|US5071675 *||Mar 20, 1989||Dec 10, 1991||Weyerhaeuser Company||Method of applying liquid sizing of alkyl ketene dimer in ethanol to cellulose fibers entrained in a gas stream|
|US5230959 *||Mar 20, 1989||Jul 27, 1993||Weyerhaeuser Company||Coated fiber product with adhered super absorbent particles|
|US5432000 *||Mar 22, 1991||Jul 11, 1995||Weyerhaeuser Company||Binder coated discontinuous fibers with adhered particulate materials|
|US5498478 *||Mar 17, 1994||Mar 12, 1996||Weyerhaeuser Company||Polyethylene glycol as a binder material for fibers|
|US5516585 *||May 25, 1993||May 14, 1996||Weyerhaeuser Company||Coated fiber product with adhered super absorbent particles|
|US5582644 *||Mar 2, 1994||Dec 10, 1996||Weyerhaeuser Company||Hopper blender system and method for coating fibers|
|US6270893||Mar 7, 1994||Aug 7, 2001||Weyerhaeuser Company||Coated fiber product with adhered super absorbent particles|
|US6680032 *||Jan 11, 1993||Jan 20, 2004||Bayer Ag||Process and apparatus for preparing granulates|
|US6986909||Jul 30, 2001||Jan 17, 2006||Kemin Industries, Inc.||Solid phase synthesis of salts of organic acid|
|US7001625||Jan 15, 2003||Feb 21, 2006||Kemin Industires, Inc.||Solid phase synthesis of salts of organic acids including butyric acid|
|US7182282 *||Apr 12, 2002||Feb 27, 2007||Urea Casale S.A.||Fluid bed granulation apparatus|
|US7834108||Dec 10, 2008||Nov 16, 2010||Sumitomo Chemical Company, Limited||Powder transfer device and polyolefin production process|
|US7993591||Dec 10, 2008||Aug 9, 2011||Sumitomo Chemical Company, Limited||Spouted bed device and polyolefin production process using the same|
|US7993593||Dec 10, 2008||Aug 9, 2011||Sumitomo Chemical Company, Limited||Olefin polymerization reactor, polyolefin production system, and polyolefin production process|
|US8030420||Dec 10, 2008||Oct 4, 2011||Sumitomo Chemical Company, Limited||Olefin polymerization reaction unit and polyolefin production process|
|US8084555||Dec 27, 2011||Sumitomo Chemical Company, Limited||Spouted bed device, polyolefin production system with spouted bed device, and polyolefin production process|
|US8163246||Jun 7, 2010||Apr 24, 2012||Sumitomo Chemical Company, Limited||Spouted-fluidized bed-type olefin polymerization reactor|

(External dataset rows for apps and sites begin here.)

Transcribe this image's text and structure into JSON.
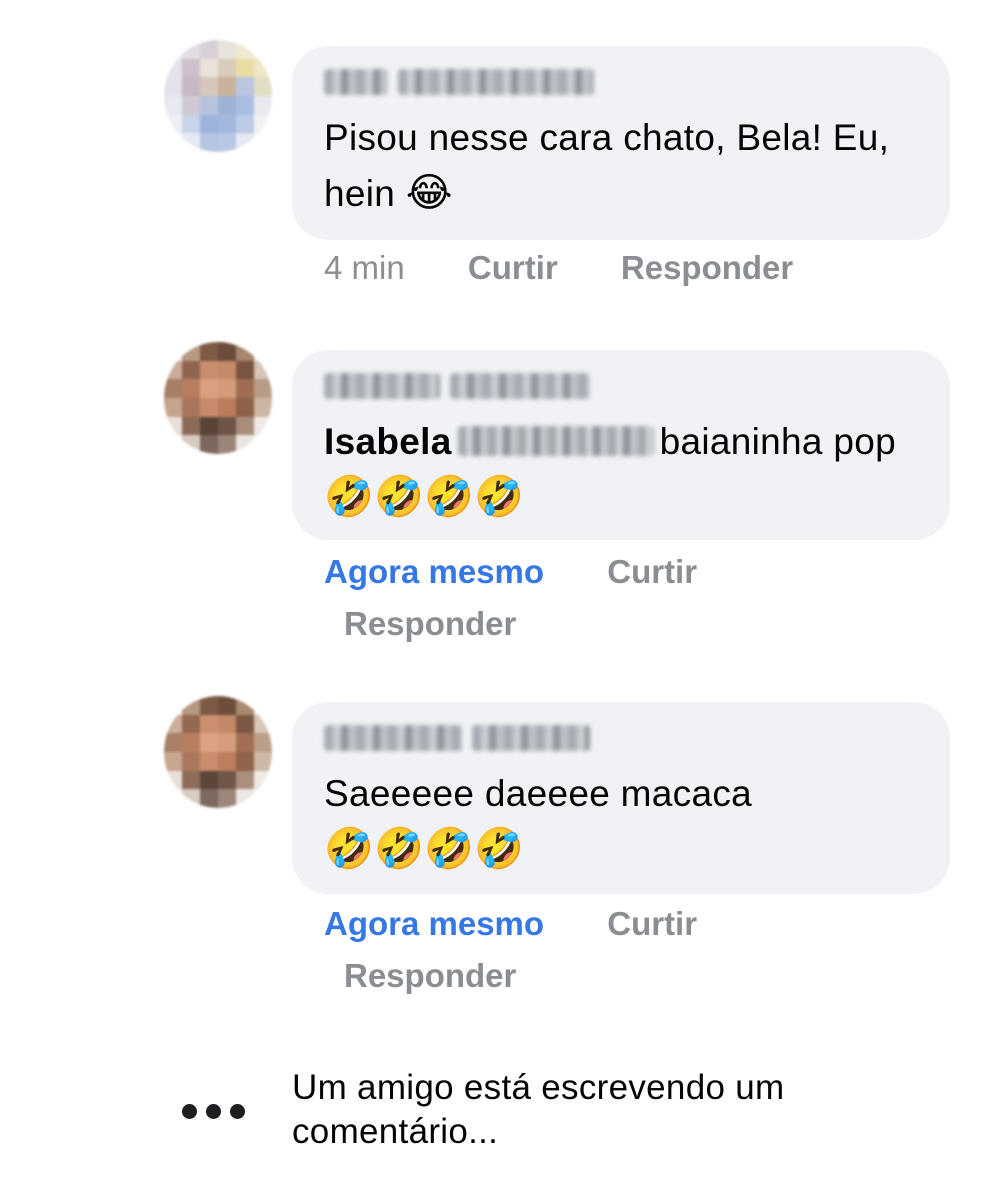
{
  "comments": [
    {
      "text": "Pisou nesse cara chato, Bela! Eu, hein",
      "emoji": "😂",
      "time": "4 min",
      "like": "Curtir",
      "reply": "Responder"
    },
    {
      "mention": "Isabela",
      "text_after_mention": "baianinha pop",
      "emojis": "🤣🤣🤣🤣",
      "time": "Agora mesmo",
      "like": "Curtir",
      "reply": "Responder"
    },
    {
      "text": "Saeeeee daeeee macaca",
      "emojis": "🤣🤣🤣🤣",
      "time": "Agora mesmo",
      "like": "Curtir",
      "reply": "Responder"
    }
  ],
  "typing": {
    "text": "Um amigo está escrevendo um comentário..."
  },
  "colors": {
    "bubble": "#f0f2f5",
    "action_gray": "#8a8d91",
    "link_blue": "#3578e5"
  }
}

|US8313704||Nov 20, 2012||Sumitomo Chemical Company, Limited||Spouted bed device, polyolefin production system with spouted bed device, and polyolefin production process|

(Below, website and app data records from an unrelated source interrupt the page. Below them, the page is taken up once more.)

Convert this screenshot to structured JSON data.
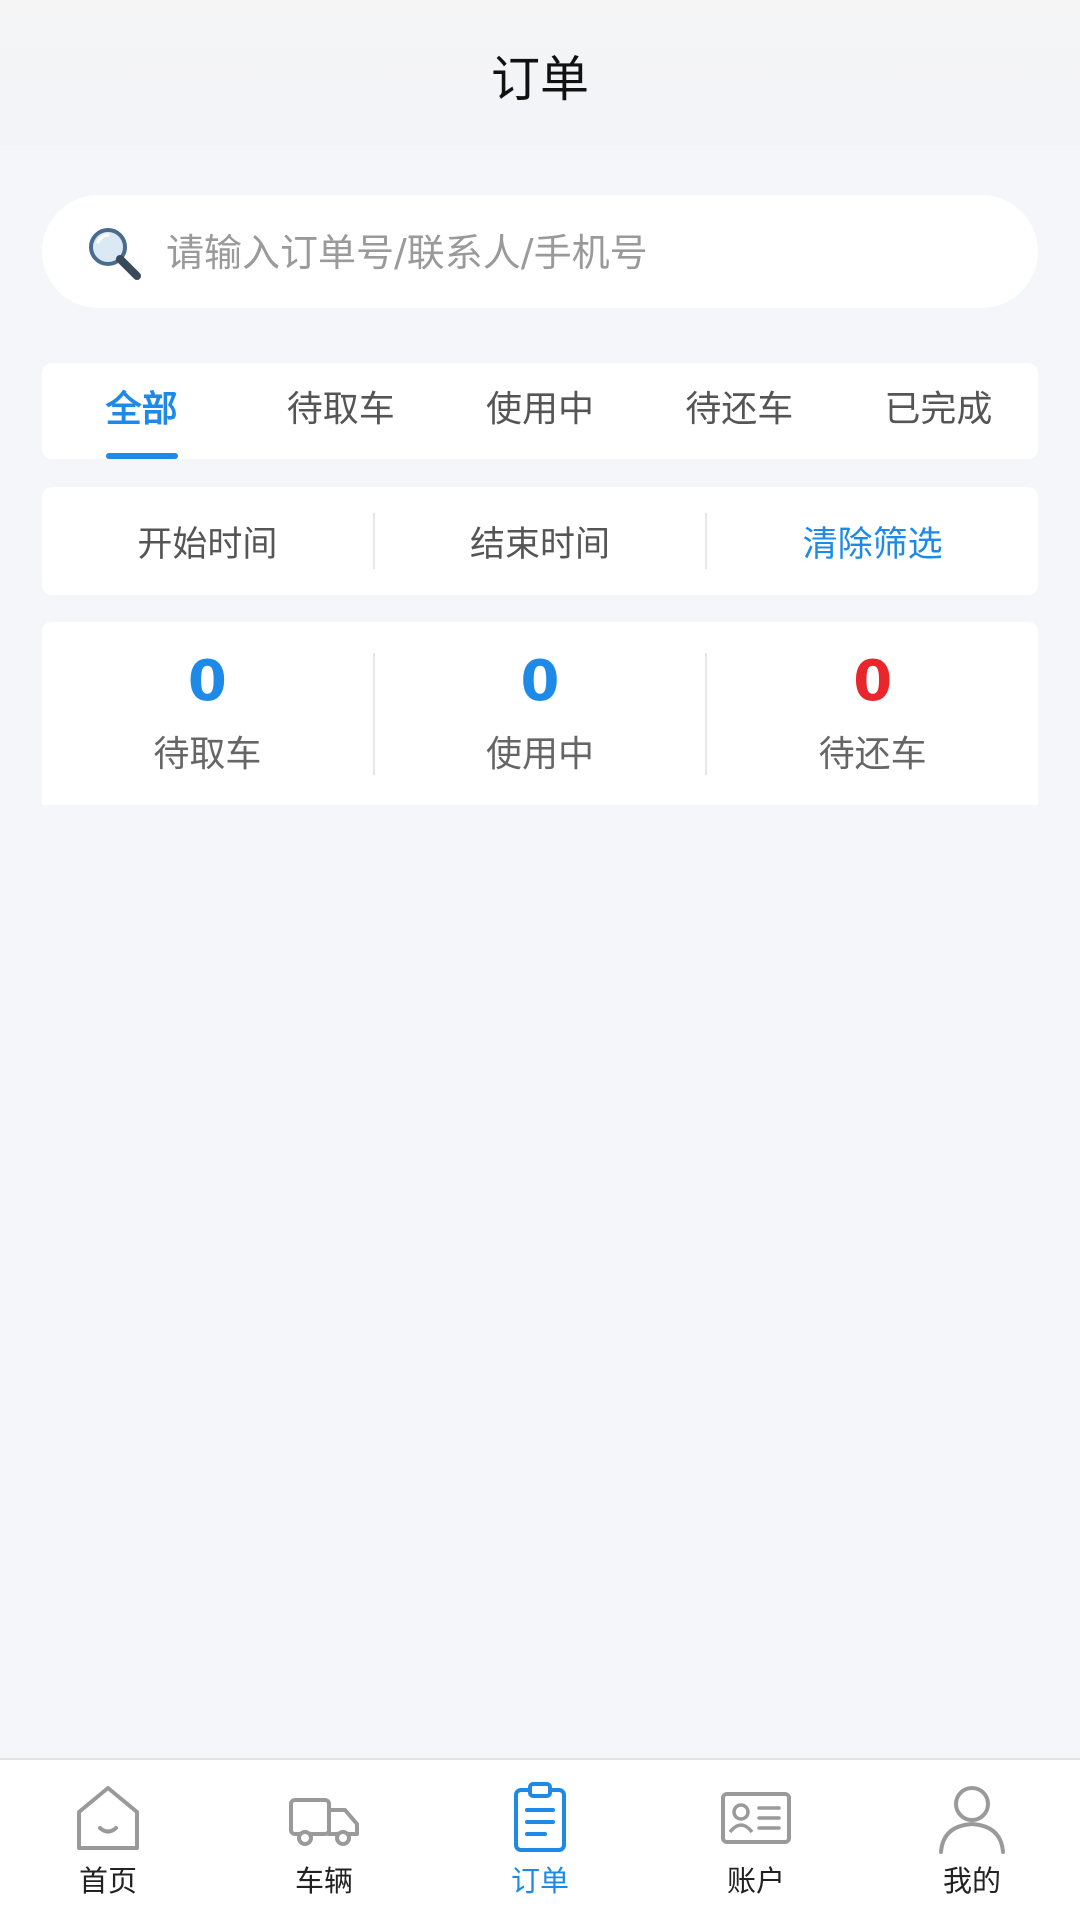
{
  "header": {
    "title": "订单"
  },
  "search": {
    "placeholder": "请输入订单号/联系人/手机号",
    "icon": "search-icon"
  },
  "tabs": [
    {
      "label": "全部",
      "active": true
    },
    {
      "label": "待取车"
    },
    {
      "label": "使用中"
    },
    {
      "label": "待还车"
    },
    {
      "label": "已完成"
    }
  ],
  "filters": {
    "start_label": "开始时间",
    "end_label": "结束时间",
    "clear_label": "清除筛选"
  },
  "stats": [
    {
      "value": "0",
      "label": "待取车",
      "color": "#1e8ae8"
    },
    {
      "value": "0",
      "label": "使用中",
      "color": "#1e8ae8"
    },
    {
      "value": "0",
      "label": "待还车",
      "color": "#e8262c"
    }
  ],
  "tabbar": [
    {
      "label": "首页",
      "icon": "home-icon"
    },
    {
      "label": "车辆",
      "icon": "truck-icon"
    },
    {
      "label": "订单",
      "icon": "clipboard-icon",
      "active": true
    },
    {
      "label": "账户",
      "icon": "id-card-icon"
    },
    {
      "label": "我的",
      "icon": "user-icon"
    }
  ],
  "colors": {
    "accent": "#1e8ae8",
    "alert": "#e8262c",
    "background": "#f4f6fa"
  }
}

|US20040010040 *||Jan 15, 2003||Jan 15, 2004||Dyck Stefaan Van||Solid phase synthesis of salts of organic acids including butyric acid|
|US20040124288 *||Apr 12, 2002||Jul 1, 2004||Gianfranco Bedetti||Fluid bed granulation apparatus|
|US20090148354 *||Dec 10, 2008||Jun 11, 2009||Sumitomo Chemical Company, Limited||Olefin polymerization reaction unit and polyolefin production process|
|US20090149610 *||Dec 10, 2008||Jun 11, 2009||Sumitomo Chemocal Company, Limited||Olefin polymerization reactor, polyolefin production system, and polyolefin production process|
|US20090149611 *||Dec 10, 2008||Jun 11, 2009||Sumitomo Chemical Company, Limited||Powder transfer device and polyolefin production process|
|US20090149620 *||Dec 10, 2008||Jun 11, 2009||Sumitomo Chemical Company, Limited||Spouted bed device and polyolefin production process using the same|
|US20100069581 *||Dec 10, 2008||Mar 18, 2010||Sumitomo Chemical Company, Limited||Spouted bed device, polyolefin production system with spouted bed device, and polyolefin production process|
|US20100311923 *||Dec 9, 2010||Sumitomo Chemical Company, Limited||Spouted-fluidized bed-type olefin polymerization reactor|
|US20110230628 *||Sep 22, 2011||Hiroyuki Ogawa|
|U.S. Classification||118/303, 118/DIG.5, 427/213|
|International Classification||B01J8/24, B01J2/02, B01J2/16|
|Cooperative Classification||B05B13/025, B01J8/245, B01J2/16, Y10S118/05|
|European Classification||B05B13/02B5, B01J8/24B, B01J2/16|
|Jan 12, 1982||AS||Assignment|
Owner name: SOCIETE CHIMIQUE DES CHARBONNAGES TOUR AURORE, PLA
Free format text: ASSIGNMENT OF ASSIGNORS INTEREST.;ASSIGNORS:DEBAYEUX, CHRISTIAN;LACROIX, HUBERT;STERNICHA, FELIX;REEL/FRAME:003942/0126;SIGNING DATES FROM 19801217 TO 19801222